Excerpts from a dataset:

/---

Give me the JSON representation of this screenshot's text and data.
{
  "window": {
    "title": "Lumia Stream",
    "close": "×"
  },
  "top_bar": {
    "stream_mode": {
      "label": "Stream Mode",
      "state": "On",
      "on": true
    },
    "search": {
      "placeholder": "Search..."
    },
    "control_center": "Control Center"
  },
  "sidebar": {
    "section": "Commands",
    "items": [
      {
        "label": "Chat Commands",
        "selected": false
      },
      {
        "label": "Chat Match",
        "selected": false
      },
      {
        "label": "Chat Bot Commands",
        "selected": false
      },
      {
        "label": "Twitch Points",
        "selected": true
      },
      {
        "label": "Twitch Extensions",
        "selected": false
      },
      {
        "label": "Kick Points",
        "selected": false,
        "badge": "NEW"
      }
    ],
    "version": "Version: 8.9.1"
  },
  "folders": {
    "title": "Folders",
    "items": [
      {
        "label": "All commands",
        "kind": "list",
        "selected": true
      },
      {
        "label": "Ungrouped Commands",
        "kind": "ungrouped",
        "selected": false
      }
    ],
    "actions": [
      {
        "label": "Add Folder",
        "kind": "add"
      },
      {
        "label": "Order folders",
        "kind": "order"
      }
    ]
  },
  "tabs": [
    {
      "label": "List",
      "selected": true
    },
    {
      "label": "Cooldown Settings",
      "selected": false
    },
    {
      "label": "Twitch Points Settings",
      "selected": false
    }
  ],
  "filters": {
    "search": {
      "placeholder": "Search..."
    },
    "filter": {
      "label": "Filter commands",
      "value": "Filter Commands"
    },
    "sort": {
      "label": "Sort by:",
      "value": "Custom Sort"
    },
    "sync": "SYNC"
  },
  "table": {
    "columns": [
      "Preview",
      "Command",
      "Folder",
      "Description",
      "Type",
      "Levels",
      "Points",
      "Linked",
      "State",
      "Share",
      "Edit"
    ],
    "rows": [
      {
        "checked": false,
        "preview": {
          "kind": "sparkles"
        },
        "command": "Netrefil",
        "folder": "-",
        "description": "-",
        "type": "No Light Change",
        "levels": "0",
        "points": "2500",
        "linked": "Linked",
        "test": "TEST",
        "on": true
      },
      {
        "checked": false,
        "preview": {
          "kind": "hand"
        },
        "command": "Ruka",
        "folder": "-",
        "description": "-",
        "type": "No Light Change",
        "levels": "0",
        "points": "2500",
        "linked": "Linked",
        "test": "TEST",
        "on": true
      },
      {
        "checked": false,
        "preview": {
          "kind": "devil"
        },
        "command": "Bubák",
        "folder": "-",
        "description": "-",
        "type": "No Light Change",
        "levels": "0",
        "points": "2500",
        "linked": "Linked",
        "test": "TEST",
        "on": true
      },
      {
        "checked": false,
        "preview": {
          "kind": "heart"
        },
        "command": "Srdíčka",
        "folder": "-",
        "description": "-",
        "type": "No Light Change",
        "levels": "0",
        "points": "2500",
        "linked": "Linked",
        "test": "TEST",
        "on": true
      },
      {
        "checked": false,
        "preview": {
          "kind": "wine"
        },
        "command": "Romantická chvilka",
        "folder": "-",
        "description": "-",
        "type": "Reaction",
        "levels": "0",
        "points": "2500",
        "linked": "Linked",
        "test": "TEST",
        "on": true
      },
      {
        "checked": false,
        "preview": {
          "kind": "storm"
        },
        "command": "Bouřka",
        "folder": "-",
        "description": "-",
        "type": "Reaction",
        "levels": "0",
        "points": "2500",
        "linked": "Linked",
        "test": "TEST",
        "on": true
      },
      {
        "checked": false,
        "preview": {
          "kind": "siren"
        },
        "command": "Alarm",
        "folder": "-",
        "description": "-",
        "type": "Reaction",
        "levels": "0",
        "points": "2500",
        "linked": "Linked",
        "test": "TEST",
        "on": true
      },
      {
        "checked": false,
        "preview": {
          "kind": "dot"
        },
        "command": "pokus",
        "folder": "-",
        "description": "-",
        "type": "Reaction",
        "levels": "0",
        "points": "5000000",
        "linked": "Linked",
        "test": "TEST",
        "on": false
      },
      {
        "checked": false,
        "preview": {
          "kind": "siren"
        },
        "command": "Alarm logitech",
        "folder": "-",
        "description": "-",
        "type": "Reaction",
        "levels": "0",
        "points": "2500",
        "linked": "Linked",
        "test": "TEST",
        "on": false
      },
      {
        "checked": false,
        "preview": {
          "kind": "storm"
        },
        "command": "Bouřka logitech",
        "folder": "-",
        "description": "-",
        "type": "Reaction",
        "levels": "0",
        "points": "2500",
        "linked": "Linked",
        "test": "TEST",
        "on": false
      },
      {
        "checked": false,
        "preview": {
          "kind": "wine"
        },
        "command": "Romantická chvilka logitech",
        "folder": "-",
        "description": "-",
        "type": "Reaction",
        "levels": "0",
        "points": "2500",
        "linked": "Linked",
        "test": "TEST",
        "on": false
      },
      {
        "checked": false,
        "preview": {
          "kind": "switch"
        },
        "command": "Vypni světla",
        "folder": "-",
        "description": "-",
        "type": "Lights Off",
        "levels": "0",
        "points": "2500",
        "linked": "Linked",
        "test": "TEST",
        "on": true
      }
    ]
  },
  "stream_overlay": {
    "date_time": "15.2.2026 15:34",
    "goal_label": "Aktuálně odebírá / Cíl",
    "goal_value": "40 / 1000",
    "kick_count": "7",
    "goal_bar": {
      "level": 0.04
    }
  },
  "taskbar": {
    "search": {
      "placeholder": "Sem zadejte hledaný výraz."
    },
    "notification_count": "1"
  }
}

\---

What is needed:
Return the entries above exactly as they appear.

Exercise output:
Give me the JSON representation of this screenshot's text and data.
{
  "window": {
    "title": "Lumia Stream",
    "close": "×"
  },
  "top_bar": {
    "stream_mode": {
      "label": "Stream Mode",
      "state": "On",
      "on": true
    },
    "search": {
      "placeholder": "Search..."
    },
    "control_center": "Control Center"
  },
  "sidebar": {
    "section": "Commands",
    "items": [
      {
        "label": "Chat Commands",
        "selected": false
      },
      {
        "label": "Chat Match",
        "selected": false
      },
      {
        "label": "Chat Bot Commands",
        "selected": false
      },
      {
        "label": "Twitch Points",
        "selected": true
      },
      {
        "label": "Twitch Extensions",
        "selected": false
      },
      {
        "label": "Kick Points",
        "selected": false,
        "badge": "NEW"
      }
    ],
    "version": "Version: 8.9.1"
  },
  "folders": {
    "title": "Folders",
    "items": [
      {
        "label": "All commands",
        "kind": "list",
        "selected": true
      },
      {
        "label": "Ungrouped Commands",
        "kind": "ungrouped",
        "selected": false
      }
    ],
    "actions": [
      {
        "label": "Add Folder",
        "kind": "add"
      },
      {
        "label": "Order folders",
        "kind": "order"
      }
    ]
  },
  "tabs": [
    {
      "label": "List",
      "selected": true
    },
    {
      "label": "Cooldown Settings",
      "selected": false
    },
    {
      "label": "Twitch Points Settings",
      "selected": false
    }
  ],
  "filters": {
    "search": {
      "placeholder": "Search..."
    },
    "filter": {
      "label": "Filter commands",
      "value": "Filter Commands"
    },
    "sort": {
      "label": "Sort by:",
      "value": "Custom Sort"
    },
    "sync": "SYNC"
  },
  "table": {
    "columns": [
      "Preview",
      "Command",
      "Folder",
      "Description",
      "Type",
      "Levels",
      "Points",
      "Linked",
      "State",
      "Share",
      "Edit"
    ],
    "rows": [
      {
        "checked": false,
        "preview": {
          "kind": "sparkles"
        },
        "command": "Netrefil",
        "folder": "-",
        "description": "-",
        "type": "No Light Change",
        "levels": "0",
        "points": "2500",
        "linked": "Linked",
        "test": "TEST",
        "on": true
      },
      {
        "checked": false,
        "preview": {
          "kind": "hand"
        },
        "command": "Ruka",
        "folder": "-",
        "description": "-",
        "type": "No Light Change",
        "levels": "0",
        "points": "2500",
        "linked": "Linked",
        "test": "TEST",
        "on": true
      },
      {
        "checked": false,
        "preview": {
          "kind": "devil"
        },
        "command": "Bubák",
        "folder": "-",
        "description": "-",
        "type": "No Light Change",
        "levels": "0",
        "points": "2500",
        "linked": "Linked",
        "test": "TEST",
        "on": true
      },
      {
        "checked": false,
        "preview": {
          "kind": "heart"
        },
        "command": "Srdíčka",
        "folder": "-",
        "description": "-",
        "type": "No Light Change",
        "levels": "0",
        "points": "2500",
        "linked": "Linked",
        "test": "TEST",
        "on": true
      },
      {
        "checked": false,
        "preview": {
          "kind": "wine"
        },
        "command": "Romantická chvilka",
        "folder": "-",
        "description": "-",
        "type": "Reaction",
        "levels": "0",
        "points": "2500",
        "linked": "Linked",
        "test": "TEST",
        "on": true
      },
      {
        "checked": false,
        "preview": {
          "kind": "storm"
        },
        "command": "Bouřka",
        "folder": "-",
        "description": "-",
        "type": "Reaction",
        "levels": "0",
        "points": "2500",
        "linked": "Linked",
        "test": "TEST",
        "on": true
      },
      {
        "checked": false,
        "preview": {
          "kind": "siren"
        },
        "command": "Alarm",
        "folder": "-",
        "description": "-",
        "type": "Reaction",
        "levels": "0",
        "points": "2500",
        "linked": "Linked",
        "test": "TEST",
        "on": true
      },
      {
        "checked": false,
        "preview": {
          "kind": "dot"
        },
        "command": "pokus",
        "folder": "-",
        "description": "-",
        "type": "Reaction",
        "levels": "0",
        "points": "5000000",
        "linked": "Linked",
        "test": "TEST",
        "on": false
      },
      {
        "checked": false,
        "preview": {
          "kind": "siren"
        },
        "command": "Alarm logitech",
        "folder": "-",
        "description": "-",
        "type": "Reaction",
        "levels": "0",
        "points": "2500",
        "linked": "Linked",
        "test": "TEST",
        "on": false
      },
      {
        "checked": false,
        "preview": {
          "kind": "storm"
        },
        "command": "Bouřka logitech",
        "folder": "-",
        "description": "-",
        "type": "Reaction",
        "levels": "0",
        "points": "2500",
        "linked": "Linked",
        "test": "TEST",
        "on": false
      },
      {
        "checked": false,
        "preview": {
          "kind": "wine"
        },
        "command": "Romantická chvilka logitech",
        "folder": "-",
        "description": "-",
        "type": "Reaction",
        "levels": "0",
        "points": "2500",
        "linked": "Linked",
        "test": "TEST",
        "on": false
      },
      {
        "checked": false,
        "preview": {
          "kind": "switch"
        },
        "command": "Vypni světla",
        "folder": "-",
        "description": "-",
        "type": "Lights Off",
        "levels": "0",
        "points": "2500",
        "linked": "Linked",
        "test": "TEST",
        "on": true
      }
    ]
  },
  "stream_overlay": {
    "date_time": "15.2.2026 15:34",
    "goal_label": "Aktuálně odebírá / Cíl",
    "goal_value": "40 / 1000",
    "kick_count": "7",
    "goal_bar": {
      "level": 0.04
    }
  },
  "taskbar": {
    "search": {
      "placeholder": "Sem zadejte hledaný výraz."
    },
    "notification_count": "1"
  }
}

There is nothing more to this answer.